• [TASK TO CARRY OUT]:
Would you please give every entry again exactly, without the pictures?

Extracted data entries
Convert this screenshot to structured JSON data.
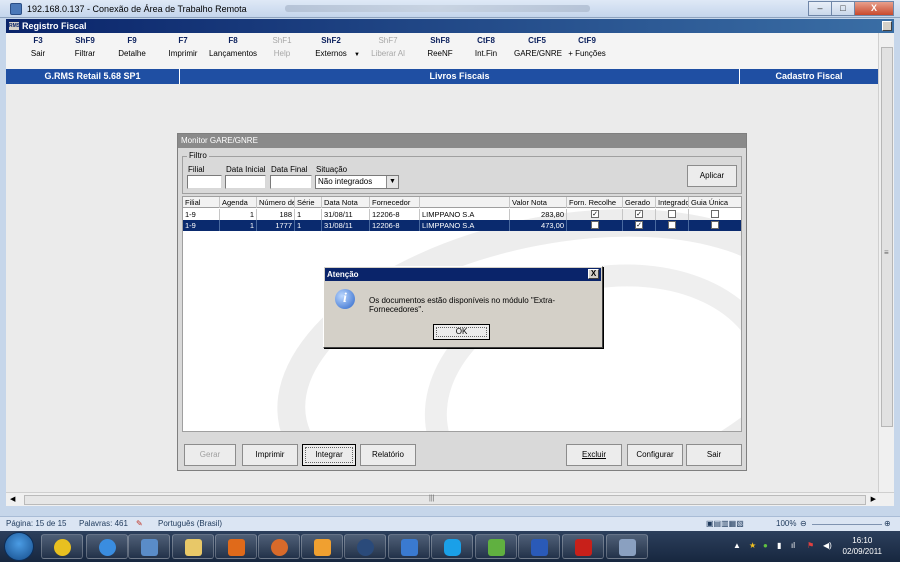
{
  "rdp": {
    "title": "192.168.0.137 - Conexão de Área de Trabalho Remota",
    "minimize": "–",
    "restore": "□",
    "close": "X"
  },
  "app": {
    "title": "Registro Fiscal",
    "logo": "RMS"
  },
  "toolbar": [
    {
      "key": "F3",
      "label": "Sair",
      "enabled": true
    },
    {
      "key": "ShF9",
      "label": "Filtrar",
      "enabled": true
    },
    {
      "key": "F9",
      "label": "Detalhe",
      "enabled": true
    },
    {
      "key": "F7",
      "label": "Imprimir",
      "enabled": true
    },
    {
      "key": "F8",
      "label": "Lançamentos",
      "enabled": true
    },
    {
      "key": "ShF1",
      "label": "Help",
      "enabled": false
    },
    {
      "key": "ShF2",
      "label": "Externos",
      "enabled": true
    },
    {
      "key": "ShF7",
      "label": "Liberar Al",
      "enabled": false
    },
    {
      "key": "ShF8",
      "label": "ReeNF",
      "enabled": true
    },
    {
      "key": "CtF8",
      "label": "Int.Fin",
      "enabled": true
    },
    {
      "key": "CtF5",
      "label": "GARE/GNRE",
      "enabled": true
    },
    {
      "key": "CtF9",
      "label": "+ Funções",
      "enabled": true
    }
  ],
  "header_bar": {
    "left": "G.RMS Retail 5.68 SP1",
    "center": "Livros Fiscais",
    "right": "Cadastro Fiscal"
  },
  "monitor": {
    "title": "Monitor GARE/GNRE",
    "filter_legend": "Filtro",
    "labels": {
      "filial": "Filial",
      "data_inicial": "Data Inicial",
      "data_final": "Data Final",
      "situacao": "Situação"
    },
    "values": {
      "filial": "",
      "data_inicial": "",
      "data_final": ""
    },
    "situacao_selected": "Não integrados",
    "apply_button": "Aplicar",
    "columns": [
      "Filial",
      "Agenda",
      "Número de",
      "Série",
      "Data Nota",
      "Fornecedor",
      "",
      "Valor Nota",
      "Forn. Recolhe",
      "Gerado",
      "Integrado",
      "Guia Única"
    ],
    "rows": [
      {
        "filial": "1-9",
        "agenda": "1",
        "numero": "188",
        "serie": "1",
        "data_nota": "31/08/11",
        "fornecedor_cod": "12206-8",
        "fornecedor_nome": "LIMPPANO S.A",
        "valor": "283,80",
        "forn_recolhe": true,
        "gerado": true,
        "integrado": false,
        "guia_unica": false,
        "selected": false
      },
      {
        "filial": "1-9",
        "agenda": "1",
        "numero": "1777",
        "serie": "1",
        "data_nota": "31/08/11",
        "fornecedor_cod": "12206-8",
        "fornecedor_nome": "LIMPPANO S.A",
        "valor": "473,00",
        "forn_recolhe": false,
        "gerado": true,
        "integrado": false,
        "guia_unica": false,
        "selected": true
      }
    ],
    "bottom_buttons": {
      "gerar": "Gerar",
      "imprimir": "Imprimir",
      "integrar": "Integrar",
      "relatorio": "Relatório",
      "excluir": "Excluir",
      "configurar": "Configurar",
      "sair": "Sair"
    }
  },
  "dialog": {
    "title": "Atenção",
    "close": "X",
    "icon": "info-icon",
    "message": "Os documentos estão disponíveis no módulo \"Extra-Fornecedores\".",
    "ok": "OK"
  },
  "statusbar": {
    "page": "Página: 15 de 15",
    "words": "Palavras: 461",
    "language": "Português (Brasil)",
    "zoom": "100%"
  },
  "taskbar": {
    "time": "16:10",
    "date": "02/09/2011",
    "apps": [
      "ie-icon",
      "explorer-icon",
      "remote-desktop-icon",
      "folder-icon",
      "media-icon",
      "firefox-icon",
      "mail-icon",
      "hp-icon",
      "msn-icon",
      "skype-icon",
      "network-icon",
      "word-icon",
      "acrobat-icon",
      "calculator-icon"
    ]
  },
  "colors": {
    "accent": "#1f4fa3",
    "selection": "#0a2a6e",
    "dialog_title": "#0a246a"
  }
}
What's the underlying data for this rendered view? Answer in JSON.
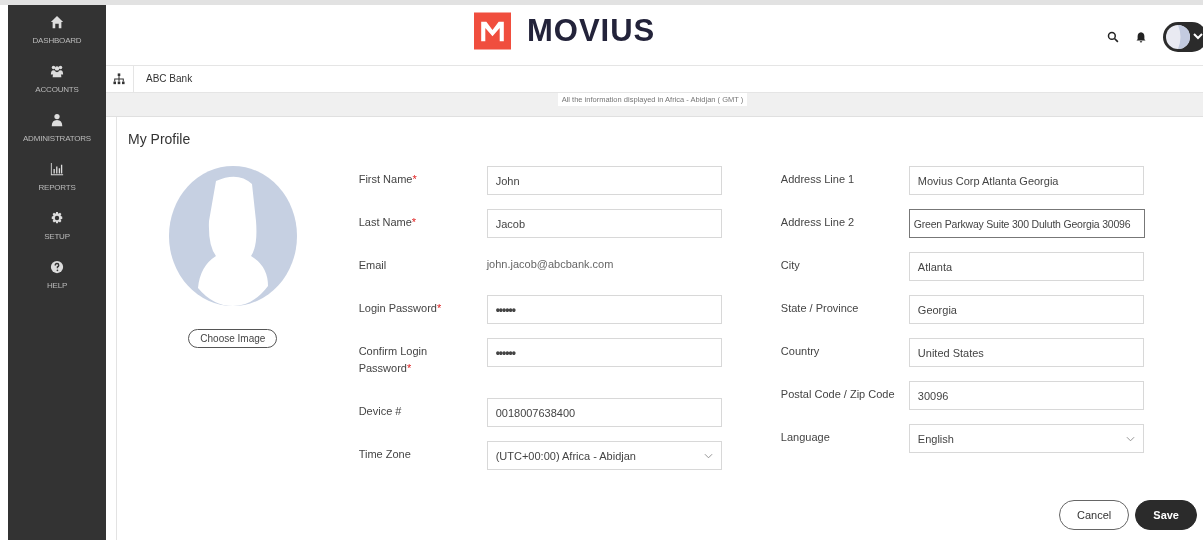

• [YOUR RESPONSE]:
Convert this screenshot to structured JSON data.
{
  "rdp": {
    "title": "192.168.0.137 - Conexão de Área de Trabalho Remota",
    "minimize": "–",
    "restore": "□",
    "close": "X"
  },
  "app": {
    "title": "Registro Fiscal",
    "logo": "RMS"
  },
  "toolbar": [
    {
      "key": "F3",
      "label": "Sair",
      "enabled": true
    },
    {
      "key": "ShF9",
      "label": "Filtrar",
      "enabled": true
    },
    {
      "key": "F9",
      "label": "Detalhe",
      "enabled": true
    },
    {
      "key": "F7",
      "label": "Imprimir",
      "enabled": true
    },
    {
      "key": "F8",
      "label": "Lançamentos",
      "enabled": true
    },
    {
      "key": "ShF1",
      "label": "Help",
      "enabled": false
    },
    {
      "key": "ShF2",
      "label": "Externos",
      "enabled": true
    },
    {
      "key": "ShF7",
      "label": "Liberar Al",
      "enabled": false
    },
    {
      "key": "ShF8",
      "label": "ReeNF",
      "enabled": true
    },
    {
      "key": "CtF8",
      "label": "Int.Fin",
      "enabled": true
    },
    {
      "key": "CtF5",
      "label": "GARE/GNRE",
      "enabled": true
    },
    {
      "key": "CtF9",
      "label": "+ Funções",
      "enabled": true
    }
  ],
  "header_bar": {
    "left": "G.RMS Retail 5.68 SP1",
    "center": "Livros Fiscais",
    "right": "Cadastro Fiscal"
  },
  "monitor": {
    "title": "Monitor GARE/GNRE",
    "filter_legend": "Filtro",
    "labels": {
      "filial": "Filial",
      "data_inicial": "Data Inicial",
      "data_final": "Data Final",
      "situacao": "Situação"
    },
    "values": {
      "filial": "",
      "data_inicial": "",
      "data_final": ""
    },
    "situacao_selected": "Não integrados",
    "apply_button": "Aplicar",
    "columns": [
      "Filial",
      "Agenda",
      "Número de",
      "Série",
      "Data Nota",
      "Fornecedor",
      "",
      "Valor Nota",
      "Forn. Recolhe",
      "Gerado",
      "Integrado",
      "Guia Única"
    ],
    "rows": [
      {
        "filial": "1-9",
        "agenda": "1",
        "numero": "188",
        "serie": "1",
        "data_nota": "31/08/11",
        "fornecedor_cod": "12206-8",
        "fornecedor_nome": "LIMPPANO S.A",
        "valor": "283,80",
        "forn_recolhe": true,
        "gerado": true,
        "integrado": false,
        "guia_unica": false,
        "selected": false
      },
      {
        "filial": "1-9",
        "agenda": "1",
        "numero": "1777",
        "serie": "1",
        "data_nota": "31/08/11",
        "fornecedor_cod": "12206-8",
        "fornecedor_nome": "LIMPPANO S.A",
        "valor": "473,00",
        "forn_recolhe": false,
        "gerado": true,
        "integrado": false,
        "guia_unica": false,
        "selected": true
      }
    ],
    "bottom_buttons": {
      "gerar": "Gerar",
      "imprimir": "Imprimir",
      "integrar": "Integrar",
      "relatorio": "Relatório",
      "excluir": "Excluir",
      "configurar": "Configurar",
      "sair": "Sair"
    }
  },
  "dialog": {
    "title": "Atenção",
    "close": "X",
    "icon": "info-icon",
    "message": "Os documentos estão disponíveis no módulo \"Extra-Fornecedores\".",
    "ok": "OK"
  },
  "statusbar": {
    "page": "Página: 15 de 15",
    "words": "Palavras: 461",
    "language": "Português (Brasil)",
    "zoom": "100%"
  },
  "taskbar": {
    "time": "16:10",
    "date": "02/09/2011",
    "apps": [
      "ie-icon",
      "explorer-icon",
      "remote-desktop-icon",
      "folder-icon",
      "media-icon",
      "firefox-icon",
      "mail-icon",
      "hp-icon",
      "msn-icon",
      "skype-icon",
      "network-icon",
      "word-icon",
      "acrobat-icon",
      "calculator-icon"
    ]
  },
  "colors": {
    "accent": "#1f4fa3",
    "selection": "#0a2a6e",
    "dialog_title": "#0a246a"
  }
}
What's the underlying data for this rendered view? Answer in JSON.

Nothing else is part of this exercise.